That's also assuming all pieces are weighted equally, but we know they're not, and we know which pieces deserve more weighting than others. Particularly, the quarterback position is the one spot that is the most important to any team's chances of winning a Super Bowl, and it just so happens to also be the position where the Jets have the most significant question marks.
|Geno Smith, 2014|
|Games||First 10||Final 4|
Of course, those question marks could fade into the background if Smith is able to continue riding the wave of success he enjoyed at the end of the 2014 season, but this is the second consecutive season in which Smith has finished on a high note. He didn't continue that high level of play at the beginning of the 2014 season, which was a major contributing factor in the Jets' seven-game midseason skid that knocked them out of the playoff picture.
Head coach Todd Bowles is inclined to give Smith the inside track to winning the starting job this coming season, but even if he chokes it away to veteran quarterback Ryan Fitzpatrick, the Jets may still not be in line to contend for a Super Bowl. Fitzpatrick has been successful in Chan Gailey's offense in the past, but to say he's Super Bowl material would be a stretch, to say the least.
We've only even touched on the quarterback position here, but there's far more to the equation.
The Jets still need to install new systems on defense and offense—and although the new defensive scheme may not differ much from the old one, the demands on the players and the priorities will be a little different.

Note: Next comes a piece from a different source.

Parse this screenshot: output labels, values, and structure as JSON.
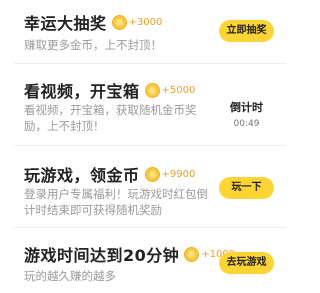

Again, getting all those new pieces on the same page in one offseason would be a difficult task if we were only even talking about getting them ingrained into systems that were already in place. Now we're talking about installing new systems and getting everyone on the same page at the same time in a three-month span.
The Jets probably aren't going to look like a bumper-car rally on the field during the 2015 regular season, but if the transition isn't 100 percent smooth, it won't be hard to figure out why.
Improved play at quarterback and a quick transition to new systems should bring the Jets much closer to Super Bowl contention, but to say they have already arrived on that scene would be drawing a premature conclusion. Too many teams have won in the months of March and April and failed to win in September through December. The Jets could buck that trend, but it would be no small feat.
There are a few things working against them: their lack of a stable quarterback situation, the installation of new systems and the number of new pieces that must come together as a unit. If all of those things turn out in their favor, the Jets could contend for a Super Bowl in Year 1 of the Bowles era.